- **Work to be completed**:
Every line of the material needs an exact copy, apart from the images.
##### Available data
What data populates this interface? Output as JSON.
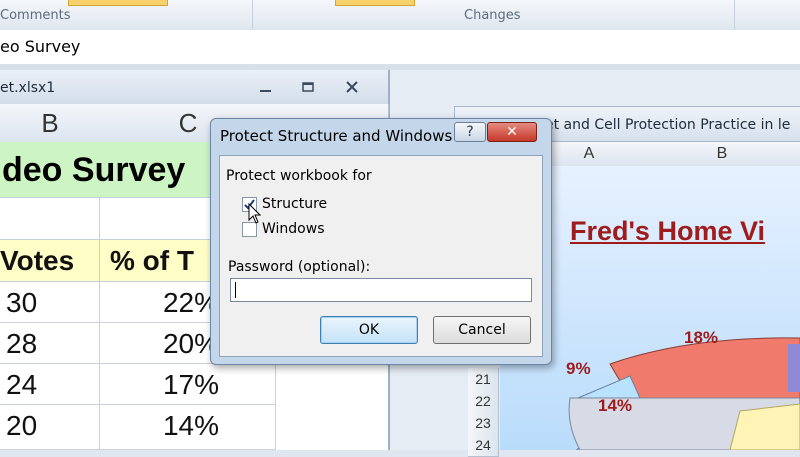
{
  "ribbon": {
    "group_left": "Comments",
    "group_right": "Changes"
  },
  "formula_bar": {
    "text": "eo Survey"
  },
  "left_workbook": {
    "title": "et.xlsx1",
    "columns": [
      "B",
      "C"
    ],
    "banner": "deo Survey",
    "header_row": [
      "Votes",
      "% of T"
    ],
    "rows": [
      [
        "30",
        "22%"
      ],
      [
        "28",
        "20%"
      ],
      [
        "24",
        "17%"
      ],
      [
        "20",
        "14%"
      ]
    ]
  },
  "right_workbook": {
    "title": "et and Cell Protection Practice in le",
    "columns": [
      "A",
      "B"
    ],
    "row_numbers": [
      "21",
      "22",
      "23",
      "24"
    ],
    "chart": {
      "title": "Fred's Home Vi",
      "labels": [
        "18%",
        "9%",
        "14%"
      ]
    }
  },
  "dialog": {
    "title": "Protect Structure and Windows",
    "help_label": "?",
    "close_label": "✕",
    "section_label": "Protect workbook for",
    "structure_label": "Structure",
    "structure_checked": true,
    "windows_label": "Windows",
    "windows_checked": false,
    "password_label": "Password (optional):",
    "ok_label": "OK",
    "cancel_label": "Cancel"
  },
  "icons": {
    "minimize": "minimize-icon",
    "restore": "restore-icon",
    "close": "close-icon",
    "checkmark": "checkmark-icon",
    "cursor": "mouse-pointer-icon"
  }
}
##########
- **Your solution**:
What data populates this interface? Output as JSON.
{
  "ribbon": {
    "group_left": "Comments",
    "group_right": "Changes"
  },
  "formula_bar": {
    "text": "eo Survey"
  },
  "left_workbook": {
    "title": "et.xlsx1",
    "columns": [
      "B",
      "C"
    ],
    "banner": "deo Survey",
    "header_row": [
      "Votes",
      "% of T"
    ],
    "rows": [
      [
        "30",
        "22%"
      ],
      [
        "28",
        "20%"
      ],
      [
        "24",
        "17%"
      ],
      [
        "20",
        "14%"
      ]
    ]
  },
  "right_workbook": {
    "title": "et and Cell Protection Practice in le",
    "columns": [
      "A",
      "B"
    ],
    "row_numbers": [
      "21",
      "22",
      "23",
      "24"
    ],
    "chart": {
      "title": "Fred's Home Vi",
      "labels": [
        "18%",
        "9%",
        "14%"
      ]
    }
  },
  "dialog": {
    "title": "Protect Structure and Windows",
    "help_label": "?",
    "close_label": "✕",
    "section_label": "Protect workbook for",
    "structure_label": "Structure",
    "structure_checked": true,
    "windows_label": "Windows",
    "windows_checked": false,
    "password_label": "Password (optional):",
    "ok_label": "OK",
    "cancel_label": "Cancel"
  },
  "icons": {
    "minimize": "minimize-icon",
    "restore": "restore-icon",
    "close": "close-icon",
    "checkmark": "checkmark-icon",
    "cursor": "mouse-pointer-icon"
  }
}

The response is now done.